Your goal
Copy the records that follow exactly as written, but not their pictures.

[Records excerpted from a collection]
--------------------------------------------------

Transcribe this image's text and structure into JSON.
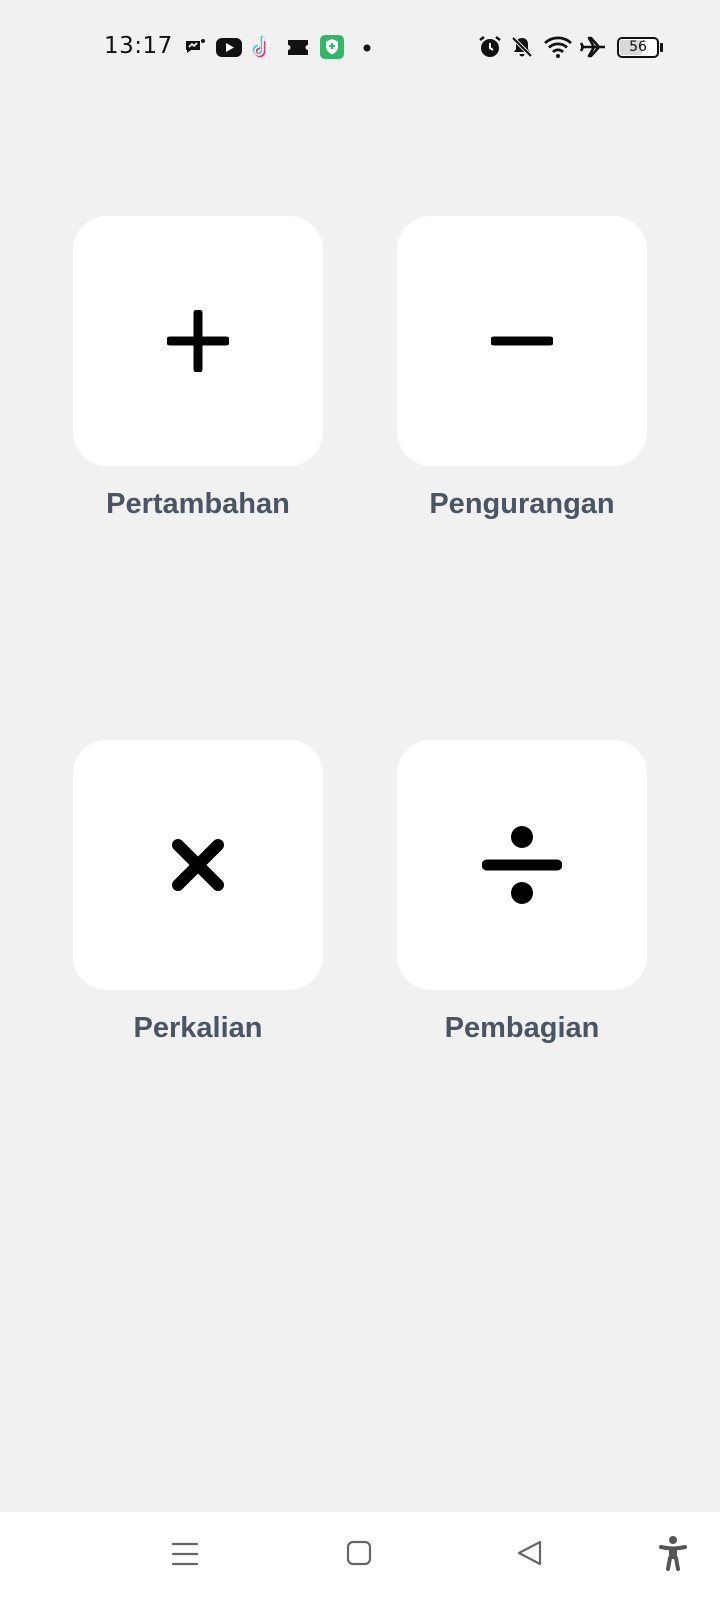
{
  "status_bar": {
    "time": "13:17",
    "battery": "56",
    "left_icons": [
      "messenger-icon",
      "youtube-icon",
      "tiktok-icon",
      "ticket-icon",
      "vpn-shield-icon",
      "dot-icon"
    ],
    "right_icons": [
      "alarm-icon",
      "bell-off-icon",
      "wifi-icon",
      "airplane-icon",
      "battery-icon"
    ]
  },
  "operations": [
    {
      "label": "Pertambahan",
      "icon": "plus-icon"
    },
    {
      "label": "Pengurangan",
      "icon": "minus-icon"
    },
    {
      "label": "Perkalian",
      "icon": "multiply-icon"
    },
    {
      "label": "Pembagian",
      "icon": "divide-icon"
    }
  ],
  "nav_bar": {
    "buttons": [
      "menu-icon",
      "home-icon",
      "back-icon",
      "accessibility-icon"
    ]
  },
  "colors": {
    "background": "#f1f1f1",
    "tile": "#ffffff",
    "label": "#4b5463",
    "icon": "#000000"
  }
}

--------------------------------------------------

Finished task
Transcribe this image's text and structure into JSON.
{
  "status_bar": {
    "time": "13:17",
    "battery": "56",
    "left_icons": [
      "messenger-icon",
      "youtube-icon",
      "tiktok-icon",
      "ticket-icon",
      "vpn-shield-icon",
      "dot-icon"
    ],
    "right_icons": [
      "alarm-icon",
      "bell-off-icon",
      "wifi-icon",
      "airplane-icon",
      "battery-icon"
    ]
  },
  "operations": [
    {
      "label": "Pertambahan",
      "icon": "plus-icon"
    },
    {
      "label": "Pengurangan",
      "icon": "minus-icon"
    },
    {
      "label": "Perkalian",
      "icon": "multiply-icon"
    },
    {
      "label": "Pembagian",
      "icon": "divide-icon"
    }
  ],
  "nav_bar": {
    "buttons": [
      "menu-icon",
      "home-icon",
      "back-icon",
      "accessibility-icon"
    ]
  },
  "colors": {
    "background": "#f1f1f1",
    "tile": "#ffffff",
    "label": "#4b5463",
    "icon": "#000000"
  }
}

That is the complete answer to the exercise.